## YOUR ASSIGNMENT
Scan the material and copy every line in which "true" appears.

## STORED DATA
****************

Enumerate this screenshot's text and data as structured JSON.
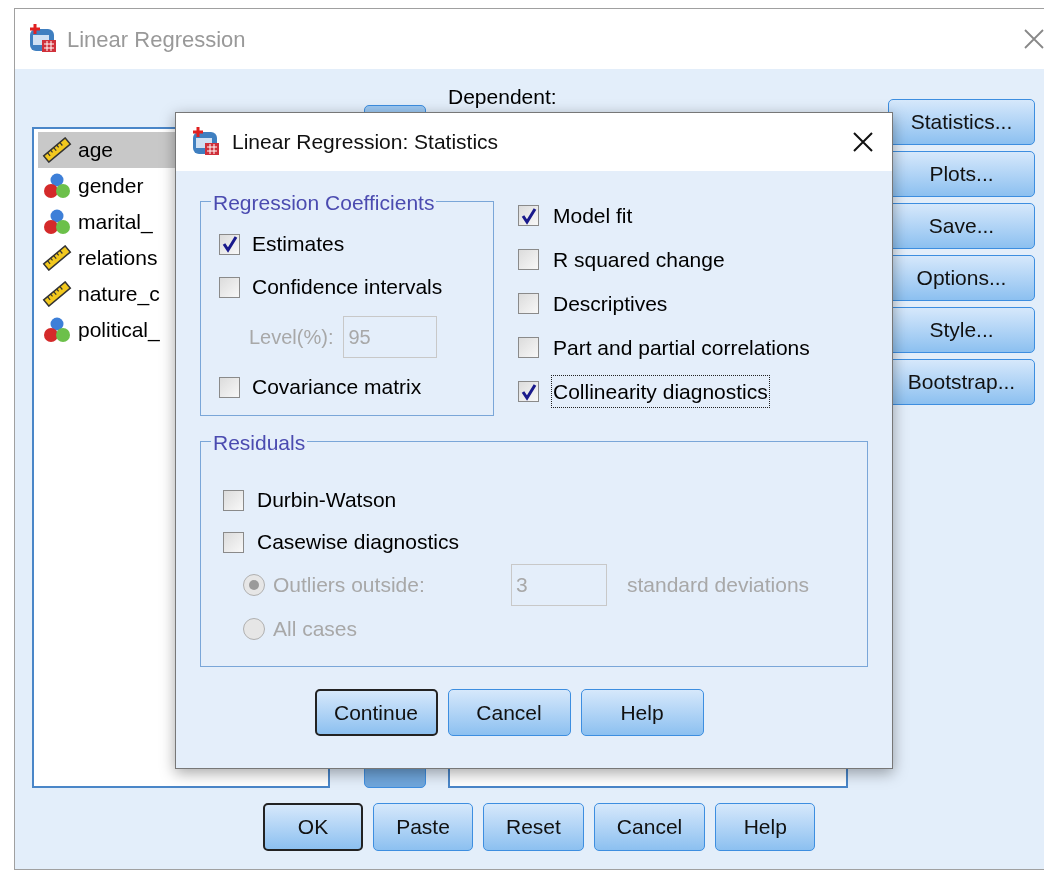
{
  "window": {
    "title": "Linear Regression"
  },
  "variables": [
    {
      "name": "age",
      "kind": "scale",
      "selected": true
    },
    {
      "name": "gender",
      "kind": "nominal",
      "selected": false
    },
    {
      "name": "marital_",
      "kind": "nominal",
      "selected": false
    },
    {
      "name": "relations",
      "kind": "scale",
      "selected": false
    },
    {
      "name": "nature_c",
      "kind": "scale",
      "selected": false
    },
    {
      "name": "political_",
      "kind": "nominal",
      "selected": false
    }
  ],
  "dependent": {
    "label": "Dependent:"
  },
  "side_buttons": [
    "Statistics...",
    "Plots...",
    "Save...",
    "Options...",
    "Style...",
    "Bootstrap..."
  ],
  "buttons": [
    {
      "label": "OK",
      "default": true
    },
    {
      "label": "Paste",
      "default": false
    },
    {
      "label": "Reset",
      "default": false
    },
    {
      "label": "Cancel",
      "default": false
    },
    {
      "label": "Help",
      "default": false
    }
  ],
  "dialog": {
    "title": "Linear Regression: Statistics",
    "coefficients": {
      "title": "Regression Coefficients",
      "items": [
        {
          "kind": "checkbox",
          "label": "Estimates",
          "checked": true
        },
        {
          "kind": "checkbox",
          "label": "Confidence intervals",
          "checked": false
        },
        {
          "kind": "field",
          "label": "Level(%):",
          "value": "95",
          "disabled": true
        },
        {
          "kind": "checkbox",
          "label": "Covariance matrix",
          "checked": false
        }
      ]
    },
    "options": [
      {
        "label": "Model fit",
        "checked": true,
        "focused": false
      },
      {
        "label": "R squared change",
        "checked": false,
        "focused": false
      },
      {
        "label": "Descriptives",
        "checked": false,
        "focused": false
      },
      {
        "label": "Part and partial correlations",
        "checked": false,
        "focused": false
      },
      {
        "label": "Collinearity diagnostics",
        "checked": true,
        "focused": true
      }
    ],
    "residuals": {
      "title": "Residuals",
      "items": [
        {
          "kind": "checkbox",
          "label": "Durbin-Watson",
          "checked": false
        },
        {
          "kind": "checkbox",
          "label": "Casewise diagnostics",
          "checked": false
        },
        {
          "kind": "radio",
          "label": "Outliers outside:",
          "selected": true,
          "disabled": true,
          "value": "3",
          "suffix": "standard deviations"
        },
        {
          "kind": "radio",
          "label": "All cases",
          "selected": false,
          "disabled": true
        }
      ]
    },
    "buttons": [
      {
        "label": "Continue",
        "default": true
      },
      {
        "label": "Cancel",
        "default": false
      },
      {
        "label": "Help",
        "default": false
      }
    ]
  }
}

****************

## RESPONSE AREA
      "selected": true
      "default": true
          "checked": true
          "disabled": true
        "checked": true,
        "checked": true,
        "focused": true
          "selected": true,
          "disabled": true,
          "disabled": true
        "default": true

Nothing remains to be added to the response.